  • In De Singe's "laboratorium", Guybrush sees a "Desingeograph" of "Pirate Da Vinci's Vitruvian Pirate" on the Illuminopictoscreen while struggling to escape. This picture is a parody of Leonardo da Vinci's 1487 classic drawing, Vitruvian Man, which is based on the correlations of ideal human proportions with geometry described by the ancient Roman architect Vitruvius and accompanied by his notes.
  • In the PS3 version of "Launch of the Screaming Narwhal", Guybrush can listen through a lab door to De Singe treating a Flotsam Island resident whom Guybrush has punched in the nose, but after he starts a bar fight in Club 41, he can hear De Singe treat Hemlock McGee, and he can do the same with Joaquin D'Oro after helping him out on the Porcelain Power Pirate treasure hunt. When Guybrush knocks Reginald Van Winslow off the Screaming Narwhal, he can hear De Singe treat Winslow through the same door. Once he does this in the proper order, the reward is "The Sounds of Science" bronze trophy (which is a spoof on the song "The Sounds of Silence") in the "PlayStation Network Trophy Achievements". In "Lair of the Leviathan", if Guybrush (as the Voodoo Lady) tries every tarot card combination on De Singe, the reward is the "What a Card" silver trophy; in "The Trial and Execution of Guybrush Threepwood", the player earns the "Push ze Buttons of SCIENCE!" bronze trophy if he has Guybrush push all four buttons on De Singe's Auto-Trepanation Helmet, and if Guybrush manages to defeat De Singe near the Vaycaylian Wind Control Device prior to tossing La Esponja Grande into it and then suffering death at the hands of LeChuck, the reward is a gold trophy labeled "Adieu, Adieu..." In "Rise of the Pirate God", if Guybrush asks Morgan LeFlay if it wasn't De Singe who killed her, the reward is a "Say What?" bronze trophy.


Voice actor
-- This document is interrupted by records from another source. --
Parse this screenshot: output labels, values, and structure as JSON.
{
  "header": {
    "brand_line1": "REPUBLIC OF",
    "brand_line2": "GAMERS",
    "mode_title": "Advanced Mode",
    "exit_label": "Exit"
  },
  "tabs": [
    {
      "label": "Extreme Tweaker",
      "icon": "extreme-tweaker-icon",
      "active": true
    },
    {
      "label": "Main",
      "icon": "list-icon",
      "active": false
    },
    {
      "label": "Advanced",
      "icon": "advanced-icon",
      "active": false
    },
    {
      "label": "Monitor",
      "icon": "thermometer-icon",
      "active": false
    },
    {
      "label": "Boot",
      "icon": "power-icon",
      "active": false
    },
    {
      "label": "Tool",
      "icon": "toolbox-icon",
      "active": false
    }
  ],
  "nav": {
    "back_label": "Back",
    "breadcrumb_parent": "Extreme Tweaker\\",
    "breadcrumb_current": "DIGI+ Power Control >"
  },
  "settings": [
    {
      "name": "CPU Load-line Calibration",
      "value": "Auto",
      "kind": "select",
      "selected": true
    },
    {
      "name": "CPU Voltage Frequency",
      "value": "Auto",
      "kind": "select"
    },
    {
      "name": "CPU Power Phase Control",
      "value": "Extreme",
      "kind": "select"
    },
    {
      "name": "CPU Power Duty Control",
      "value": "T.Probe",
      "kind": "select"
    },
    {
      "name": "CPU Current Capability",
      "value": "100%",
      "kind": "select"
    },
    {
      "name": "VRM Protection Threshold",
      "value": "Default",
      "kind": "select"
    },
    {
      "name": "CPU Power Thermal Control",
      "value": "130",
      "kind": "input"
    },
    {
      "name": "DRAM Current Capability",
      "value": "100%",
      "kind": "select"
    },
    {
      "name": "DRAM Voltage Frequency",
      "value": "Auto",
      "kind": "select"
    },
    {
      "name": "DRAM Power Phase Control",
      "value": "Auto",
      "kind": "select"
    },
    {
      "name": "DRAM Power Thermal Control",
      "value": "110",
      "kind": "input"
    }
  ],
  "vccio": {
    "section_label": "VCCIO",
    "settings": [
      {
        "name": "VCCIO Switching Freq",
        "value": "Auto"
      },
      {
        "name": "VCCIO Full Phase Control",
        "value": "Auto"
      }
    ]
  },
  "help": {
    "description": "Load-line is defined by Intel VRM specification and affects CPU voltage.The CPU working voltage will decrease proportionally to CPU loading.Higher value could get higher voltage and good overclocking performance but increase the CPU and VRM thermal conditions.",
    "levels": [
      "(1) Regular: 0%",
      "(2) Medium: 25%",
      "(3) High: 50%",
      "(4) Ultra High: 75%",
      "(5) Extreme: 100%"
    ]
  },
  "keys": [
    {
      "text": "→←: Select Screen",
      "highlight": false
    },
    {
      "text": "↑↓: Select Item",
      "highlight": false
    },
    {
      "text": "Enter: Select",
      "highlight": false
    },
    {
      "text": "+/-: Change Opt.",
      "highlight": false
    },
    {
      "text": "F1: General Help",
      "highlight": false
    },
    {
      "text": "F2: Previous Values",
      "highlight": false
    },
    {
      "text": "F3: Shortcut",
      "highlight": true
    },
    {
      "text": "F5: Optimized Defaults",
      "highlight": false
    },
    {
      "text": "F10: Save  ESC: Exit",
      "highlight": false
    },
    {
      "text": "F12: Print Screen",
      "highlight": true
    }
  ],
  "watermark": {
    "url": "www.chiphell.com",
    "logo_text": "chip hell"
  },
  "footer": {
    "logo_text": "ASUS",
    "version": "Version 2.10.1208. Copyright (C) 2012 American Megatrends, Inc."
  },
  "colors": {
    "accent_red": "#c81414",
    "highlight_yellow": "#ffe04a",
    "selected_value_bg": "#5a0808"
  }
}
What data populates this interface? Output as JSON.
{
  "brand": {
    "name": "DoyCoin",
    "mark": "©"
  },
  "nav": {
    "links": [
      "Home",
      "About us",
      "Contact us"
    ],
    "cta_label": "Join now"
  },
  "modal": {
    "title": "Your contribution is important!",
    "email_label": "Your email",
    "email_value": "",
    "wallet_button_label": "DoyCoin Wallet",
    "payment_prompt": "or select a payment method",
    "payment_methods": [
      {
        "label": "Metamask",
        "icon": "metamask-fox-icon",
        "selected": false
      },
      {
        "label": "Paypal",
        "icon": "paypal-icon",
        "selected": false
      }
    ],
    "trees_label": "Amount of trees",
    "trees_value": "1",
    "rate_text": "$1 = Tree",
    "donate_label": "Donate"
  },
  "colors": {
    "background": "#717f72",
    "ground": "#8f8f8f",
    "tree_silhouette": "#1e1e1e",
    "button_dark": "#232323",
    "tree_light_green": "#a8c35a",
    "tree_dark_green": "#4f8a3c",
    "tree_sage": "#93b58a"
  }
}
  1. The Tales of Monkey Island Blog
  2. The World of Monkey Island: "Ladders, Eggs and Years"
  3. Mike Stemmle, Everything…etc.etc. Part III, The Tales of Monkey Island Blog, January 1, 2010, Retrieved 2010-10-10

External links